+++ SUPPLIED RECORDS
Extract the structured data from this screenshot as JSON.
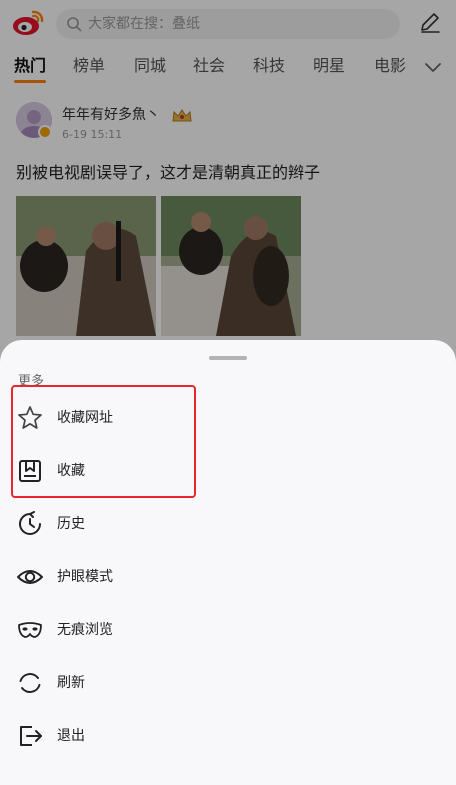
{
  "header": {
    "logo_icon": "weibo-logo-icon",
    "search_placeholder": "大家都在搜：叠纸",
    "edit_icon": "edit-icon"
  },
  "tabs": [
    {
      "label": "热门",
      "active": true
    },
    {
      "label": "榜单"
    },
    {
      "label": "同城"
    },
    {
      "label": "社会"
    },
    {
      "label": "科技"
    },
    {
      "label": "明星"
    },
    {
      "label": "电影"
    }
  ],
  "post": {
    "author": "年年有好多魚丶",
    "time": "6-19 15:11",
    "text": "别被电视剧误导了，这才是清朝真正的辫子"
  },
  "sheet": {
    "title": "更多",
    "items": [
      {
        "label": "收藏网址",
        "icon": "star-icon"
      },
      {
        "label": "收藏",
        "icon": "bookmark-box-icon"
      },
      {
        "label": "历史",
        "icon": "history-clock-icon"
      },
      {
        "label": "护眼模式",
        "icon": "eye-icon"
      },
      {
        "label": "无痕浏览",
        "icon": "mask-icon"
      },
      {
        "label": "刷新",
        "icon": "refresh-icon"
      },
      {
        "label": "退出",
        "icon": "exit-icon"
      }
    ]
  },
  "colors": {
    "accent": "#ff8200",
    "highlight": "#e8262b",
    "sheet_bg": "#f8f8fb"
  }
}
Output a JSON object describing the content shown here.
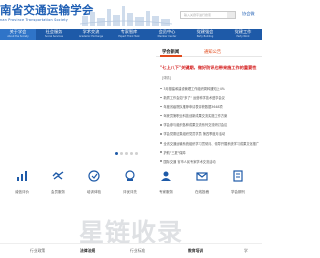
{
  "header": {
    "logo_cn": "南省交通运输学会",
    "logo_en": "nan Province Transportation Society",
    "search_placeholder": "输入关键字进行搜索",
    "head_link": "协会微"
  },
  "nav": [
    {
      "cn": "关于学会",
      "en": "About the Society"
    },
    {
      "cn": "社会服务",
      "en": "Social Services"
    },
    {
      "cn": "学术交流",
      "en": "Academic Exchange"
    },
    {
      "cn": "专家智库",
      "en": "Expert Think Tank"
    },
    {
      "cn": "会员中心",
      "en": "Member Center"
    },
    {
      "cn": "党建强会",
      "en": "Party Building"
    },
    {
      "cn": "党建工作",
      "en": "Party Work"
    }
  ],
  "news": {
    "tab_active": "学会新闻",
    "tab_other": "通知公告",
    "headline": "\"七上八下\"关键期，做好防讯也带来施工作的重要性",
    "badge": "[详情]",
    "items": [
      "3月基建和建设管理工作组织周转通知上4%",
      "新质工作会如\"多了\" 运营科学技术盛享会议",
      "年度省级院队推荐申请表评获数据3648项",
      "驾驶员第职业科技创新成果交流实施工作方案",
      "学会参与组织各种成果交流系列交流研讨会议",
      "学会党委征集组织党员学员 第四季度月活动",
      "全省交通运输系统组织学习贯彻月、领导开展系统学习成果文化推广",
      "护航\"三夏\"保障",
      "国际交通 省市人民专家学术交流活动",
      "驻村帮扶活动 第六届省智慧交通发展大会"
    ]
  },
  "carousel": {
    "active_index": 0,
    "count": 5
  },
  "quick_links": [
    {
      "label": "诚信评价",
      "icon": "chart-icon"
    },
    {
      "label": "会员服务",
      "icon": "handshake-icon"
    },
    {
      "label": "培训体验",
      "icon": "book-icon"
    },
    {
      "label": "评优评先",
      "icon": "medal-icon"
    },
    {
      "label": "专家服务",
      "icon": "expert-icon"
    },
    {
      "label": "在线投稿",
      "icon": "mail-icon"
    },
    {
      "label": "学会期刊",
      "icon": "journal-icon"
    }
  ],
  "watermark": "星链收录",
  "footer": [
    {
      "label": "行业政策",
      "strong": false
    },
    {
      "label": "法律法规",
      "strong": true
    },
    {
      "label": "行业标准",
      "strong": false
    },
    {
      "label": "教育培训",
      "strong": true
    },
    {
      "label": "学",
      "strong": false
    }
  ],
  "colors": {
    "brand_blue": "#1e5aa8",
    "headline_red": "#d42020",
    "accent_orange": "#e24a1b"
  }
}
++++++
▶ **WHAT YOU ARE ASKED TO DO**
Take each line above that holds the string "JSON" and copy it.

▶ **SOLVED PROBLEM**
Extract the structured data from this screenshot as JSON.
Output a JSON object describing the content shown here.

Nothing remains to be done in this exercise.